Things not to like about the Bestiary 2’s drakes: They’re usually packaged as the “degenerate cousins” of true dragons (a stigma the Bestiary 3 drakes escaped). Things to like about them: Everything else. Drakes are a great way to insert dragons into an adventure at low to mid-levels without detracting from the majesty of true dragons. (There’s something depressing about sellswords calling themselves dragonslayers for knocking off a white wyrmling.) The fact that their packs are called rampages tells you everything else you need to know.
Panicked reports of dragons cause a town to call for aid from anyone who will grant it. A renegade order of cavaliers answers the call. By the time the dragons are revealed as flame drakes, the knights have declared martial law and instituted harsh social and religious “reforms.” Meanwhile, the flame drakes still threaten outlying farms the knights have deemed not worth preserving.
Long infertile, a red dragon bears her first clutch in a century. The small weak eggs bear only flame drakes, however, not true red dragons. Rather than reject or kill her stunted offspring outright, the red dragon coddles them and exhorts them to greater acts of violence in her domain.

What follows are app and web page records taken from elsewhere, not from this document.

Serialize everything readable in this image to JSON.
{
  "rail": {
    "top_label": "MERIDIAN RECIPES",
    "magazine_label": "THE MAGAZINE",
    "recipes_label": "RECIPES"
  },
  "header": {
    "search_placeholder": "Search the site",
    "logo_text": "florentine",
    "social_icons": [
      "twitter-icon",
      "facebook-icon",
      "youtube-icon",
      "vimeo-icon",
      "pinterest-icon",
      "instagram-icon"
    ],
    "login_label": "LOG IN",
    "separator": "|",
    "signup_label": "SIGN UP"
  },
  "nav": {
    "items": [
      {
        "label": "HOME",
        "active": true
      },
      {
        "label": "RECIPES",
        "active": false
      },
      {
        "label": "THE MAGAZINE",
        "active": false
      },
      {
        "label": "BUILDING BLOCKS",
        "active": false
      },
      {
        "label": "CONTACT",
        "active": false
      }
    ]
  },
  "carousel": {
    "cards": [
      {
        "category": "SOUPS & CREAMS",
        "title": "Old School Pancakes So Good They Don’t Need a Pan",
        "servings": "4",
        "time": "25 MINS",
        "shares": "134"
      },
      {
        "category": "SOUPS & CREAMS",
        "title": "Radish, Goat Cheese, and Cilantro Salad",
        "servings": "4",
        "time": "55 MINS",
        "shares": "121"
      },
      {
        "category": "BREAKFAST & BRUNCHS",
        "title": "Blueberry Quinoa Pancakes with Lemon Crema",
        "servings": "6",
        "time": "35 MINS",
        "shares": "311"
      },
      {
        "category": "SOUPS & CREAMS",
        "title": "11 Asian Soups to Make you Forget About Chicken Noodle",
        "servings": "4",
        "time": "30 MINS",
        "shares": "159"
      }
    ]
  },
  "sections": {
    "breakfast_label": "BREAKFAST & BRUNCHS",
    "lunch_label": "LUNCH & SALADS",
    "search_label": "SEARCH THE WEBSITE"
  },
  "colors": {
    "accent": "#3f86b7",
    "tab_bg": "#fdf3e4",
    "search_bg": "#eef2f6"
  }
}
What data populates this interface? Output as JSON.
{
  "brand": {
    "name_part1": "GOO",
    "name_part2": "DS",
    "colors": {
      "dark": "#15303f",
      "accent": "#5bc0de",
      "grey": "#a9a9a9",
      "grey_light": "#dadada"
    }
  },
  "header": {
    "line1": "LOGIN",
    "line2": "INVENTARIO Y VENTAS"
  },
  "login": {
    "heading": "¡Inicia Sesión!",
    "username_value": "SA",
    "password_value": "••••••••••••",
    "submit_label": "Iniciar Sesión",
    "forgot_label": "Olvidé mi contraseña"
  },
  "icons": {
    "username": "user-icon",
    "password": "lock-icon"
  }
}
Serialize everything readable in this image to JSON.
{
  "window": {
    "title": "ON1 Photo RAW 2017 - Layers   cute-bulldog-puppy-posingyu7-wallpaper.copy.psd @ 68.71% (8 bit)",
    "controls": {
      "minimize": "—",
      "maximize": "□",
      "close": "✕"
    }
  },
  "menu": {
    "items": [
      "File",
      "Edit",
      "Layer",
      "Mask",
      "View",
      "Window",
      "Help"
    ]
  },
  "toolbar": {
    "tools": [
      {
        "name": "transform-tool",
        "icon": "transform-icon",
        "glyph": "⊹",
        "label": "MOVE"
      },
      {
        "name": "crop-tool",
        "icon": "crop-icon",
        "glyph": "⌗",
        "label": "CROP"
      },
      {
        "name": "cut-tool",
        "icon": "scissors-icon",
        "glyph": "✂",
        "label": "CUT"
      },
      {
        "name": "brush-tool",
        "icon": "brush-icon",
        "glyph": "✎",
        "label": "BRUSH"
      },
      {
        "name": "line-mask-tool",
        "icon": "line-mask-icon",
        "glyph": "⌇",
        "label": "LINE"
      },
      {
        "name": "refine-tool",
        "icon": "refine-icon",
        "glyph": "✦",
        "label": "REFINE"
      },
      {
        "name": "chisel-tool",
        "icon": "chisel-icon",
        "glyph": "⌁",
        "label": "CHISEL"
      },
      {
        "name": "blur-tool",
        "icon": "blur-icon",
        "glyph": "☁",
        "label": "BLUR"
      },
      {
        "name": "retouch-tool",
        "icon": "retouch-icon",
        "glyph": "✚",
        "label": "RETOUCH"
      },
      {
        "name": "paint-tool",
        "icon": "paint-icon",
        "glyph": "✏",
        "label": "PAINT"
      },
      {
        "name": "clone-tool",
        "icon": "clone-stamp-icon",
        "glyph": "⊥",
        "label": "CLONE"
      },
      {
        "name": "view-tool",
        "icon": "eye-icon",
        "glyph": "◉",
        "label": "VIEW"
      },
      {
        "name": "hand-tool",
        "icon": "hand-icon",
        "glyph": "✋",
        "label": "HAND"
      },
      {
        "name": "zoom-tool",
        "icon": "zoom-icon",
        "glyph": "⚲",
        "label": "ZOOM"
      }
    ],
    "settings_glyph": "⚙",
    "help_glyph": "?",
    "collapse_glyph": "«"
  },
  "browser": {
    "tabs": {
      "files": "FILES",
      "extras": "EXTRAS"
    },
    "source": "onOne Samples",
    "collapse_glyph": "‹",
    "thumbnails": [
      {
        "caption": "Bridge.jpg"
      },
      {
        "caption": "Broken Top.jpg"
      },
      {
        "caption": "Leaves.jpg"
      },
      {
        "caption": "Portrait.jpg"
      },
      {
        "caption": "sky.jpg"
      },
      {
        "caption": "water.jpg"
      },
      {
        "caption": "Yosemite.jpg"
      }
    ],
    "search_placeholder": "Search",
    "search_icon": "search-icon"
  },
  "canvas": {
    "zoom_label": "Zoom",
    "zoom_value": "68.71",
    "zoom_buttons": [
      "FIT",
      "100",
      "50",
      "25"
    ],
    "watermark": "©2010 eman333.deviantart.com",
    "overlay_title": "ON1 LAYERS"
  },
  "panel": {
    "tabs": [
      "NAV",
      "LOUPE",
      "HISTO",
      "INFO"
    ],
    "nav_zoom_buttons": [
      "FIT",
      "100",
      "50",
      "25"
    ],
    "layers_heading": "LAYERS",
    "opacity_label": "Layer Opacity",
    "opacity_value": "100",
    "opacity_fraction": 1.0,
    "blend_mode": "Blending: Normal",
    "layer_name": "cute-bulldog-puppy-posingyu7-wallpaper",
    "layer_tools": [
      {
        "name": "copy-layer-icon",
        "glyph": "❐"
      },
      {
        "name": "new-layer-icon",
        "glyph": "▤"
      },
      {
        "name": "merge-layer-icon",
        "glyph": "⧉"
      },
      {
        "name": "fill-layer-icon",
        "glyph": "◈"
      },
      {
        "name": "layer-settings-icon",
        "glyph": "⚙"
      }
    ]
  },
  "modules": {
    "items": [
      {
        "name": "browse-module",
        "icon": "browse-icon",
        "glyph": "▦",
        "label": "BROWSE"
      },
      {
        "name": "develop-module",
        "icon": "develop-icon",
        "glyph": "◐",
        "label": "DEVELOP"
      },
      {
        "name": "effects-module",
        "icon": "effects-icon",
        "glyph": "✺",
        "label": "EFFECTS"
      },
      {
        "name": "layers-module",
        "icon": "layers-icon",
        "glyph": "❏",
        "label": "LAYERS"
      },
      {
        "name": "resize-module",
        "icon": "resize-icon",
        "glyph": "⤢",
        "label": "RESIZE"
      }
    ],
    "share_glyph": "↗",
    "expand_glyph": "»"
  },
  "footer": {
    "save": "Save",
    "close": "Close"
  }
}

Flame drake mating season takes place over a village’s thatched roofs, causing mayhem and destruction. One fireball hits an orphanage, exposing the children to danger—and exposing a child slavery ring with ties to the skulks.
—Pathfinder Bestiary 2 106